Exercise brief: Which lines in the records below contain the word "Adobe"? Return each of them.

[Data provided]

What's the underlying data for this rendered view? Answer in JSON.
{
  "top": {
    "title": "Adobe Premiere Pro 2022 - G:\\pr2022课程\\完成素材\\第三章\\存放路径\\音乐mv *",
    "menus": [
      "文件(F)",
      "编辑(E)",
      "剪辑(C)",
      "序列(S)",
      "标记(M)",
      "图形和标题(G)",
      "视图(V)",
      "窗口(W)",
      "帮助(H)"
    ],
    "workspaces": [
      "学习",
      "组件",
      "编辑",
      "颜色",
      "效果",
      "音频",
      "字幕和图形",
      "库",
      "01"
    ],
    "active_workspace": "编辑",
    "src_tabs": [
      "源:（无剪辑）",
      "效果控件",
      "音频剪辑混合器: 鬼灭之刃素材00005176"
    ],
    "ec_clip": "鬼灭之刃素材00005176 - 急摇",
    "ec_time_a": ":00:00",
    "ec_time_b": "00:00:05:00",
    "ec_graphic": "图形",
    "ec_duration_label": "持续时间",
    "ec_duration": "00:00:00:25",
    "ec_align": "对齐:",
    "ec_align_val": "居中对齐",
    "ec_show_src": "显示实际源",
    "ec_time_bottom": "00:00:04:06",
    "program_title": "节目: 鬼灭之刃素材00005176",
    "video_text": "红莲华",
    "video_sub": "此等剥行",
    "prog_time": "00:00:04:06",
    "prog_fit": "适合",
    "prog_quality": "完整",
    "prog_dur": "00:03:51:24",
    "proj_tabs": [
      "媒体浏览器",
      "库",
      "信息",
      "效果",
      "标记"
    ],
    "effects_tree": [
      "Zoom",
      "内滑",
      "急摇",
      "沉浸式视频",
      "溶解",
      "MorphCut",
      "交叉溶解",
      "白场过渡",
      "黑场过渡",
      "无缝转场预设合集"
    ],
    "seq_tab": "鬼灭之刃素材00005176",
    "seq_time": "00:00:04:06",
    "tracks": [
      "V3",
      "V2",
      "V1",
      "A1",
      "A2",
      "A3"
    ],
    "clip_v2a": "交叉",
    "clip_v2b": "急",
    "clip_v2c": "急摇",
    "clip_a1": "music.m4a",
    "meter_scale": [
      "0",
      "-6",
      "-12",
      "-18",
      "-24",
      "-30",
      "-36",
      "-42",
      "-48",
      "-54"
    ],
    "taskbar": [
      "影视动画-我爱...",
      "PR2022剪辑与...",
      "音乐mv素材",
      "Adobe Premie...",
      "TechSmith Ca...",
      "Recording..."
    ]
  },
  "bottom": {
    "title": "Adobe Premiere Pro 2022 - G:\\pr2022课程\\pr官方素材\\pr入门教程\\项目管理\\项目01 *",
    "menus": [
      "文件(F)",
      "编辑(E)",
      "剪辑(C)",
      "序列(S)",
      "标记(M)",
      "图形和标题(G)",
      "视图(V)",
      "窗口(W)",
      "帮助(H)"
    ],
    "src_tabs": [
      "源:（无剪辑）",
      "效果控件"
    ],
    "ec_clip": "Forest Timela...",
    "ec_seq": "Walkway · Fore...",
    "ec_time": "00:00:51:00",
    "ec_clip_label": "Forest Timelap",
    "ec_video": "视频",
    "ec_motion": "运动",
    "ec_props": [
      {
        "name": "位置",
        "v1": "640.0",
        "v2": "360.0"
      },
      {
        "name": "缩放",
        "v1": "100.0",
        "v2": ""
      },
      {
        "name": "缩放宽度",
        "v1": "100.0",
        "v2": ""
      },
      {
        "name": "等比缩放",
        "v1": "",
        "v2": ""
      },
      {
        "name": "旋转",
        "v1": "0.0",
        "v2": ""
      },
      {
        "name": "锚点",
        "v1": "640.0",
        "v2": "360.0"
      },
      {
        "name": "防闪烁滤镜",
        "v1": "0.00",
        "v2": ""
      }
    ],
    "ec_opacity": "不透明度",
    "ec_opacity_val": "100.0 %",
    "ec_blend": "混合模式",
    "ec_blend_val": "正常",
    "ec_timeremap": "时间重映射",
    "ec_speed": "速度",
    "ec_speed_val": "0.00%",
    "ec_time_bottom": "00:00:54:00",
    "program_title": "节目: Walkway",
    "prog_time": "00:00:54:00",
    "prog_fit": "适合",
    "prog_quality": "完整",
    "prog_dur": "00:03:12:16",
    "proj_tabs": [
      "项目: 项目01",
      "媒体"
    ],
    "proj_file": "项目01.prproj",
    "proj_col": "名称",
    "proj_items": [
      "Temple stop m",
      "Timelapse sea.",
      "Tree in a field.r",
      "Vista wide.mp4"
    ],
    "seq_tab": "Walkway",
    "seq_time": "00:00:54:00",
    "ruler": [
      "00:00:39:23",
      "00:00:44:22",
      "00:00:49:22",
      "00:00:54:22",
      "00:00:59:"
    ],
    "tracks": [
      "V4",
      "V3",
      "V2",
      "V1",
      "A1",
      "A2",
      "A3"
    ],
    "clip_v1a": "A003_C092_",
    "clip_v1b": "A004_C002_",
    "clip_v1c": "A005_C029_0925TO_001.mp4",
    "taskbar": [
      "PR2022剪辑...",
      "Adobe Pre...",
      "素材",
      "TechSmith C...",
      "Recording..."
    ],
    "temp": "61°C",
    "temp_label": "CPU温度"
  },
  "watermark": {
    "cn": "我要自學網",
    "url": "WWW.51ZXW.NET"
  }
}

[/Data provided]

Final answer:
    "title": "Adobe Premiere Pro 2022 - G:\\pr2022课程\\完成素材\\第三章\\存放路径\\音乐mv *",
      "Adobe Premie...",
    "title": "Adobe Premiere Pro 2022 - G:\\pr2022课程\\pr官方素材\\pr入门教程\\项目管理\\项目01 *",
      "Adobe Pre...",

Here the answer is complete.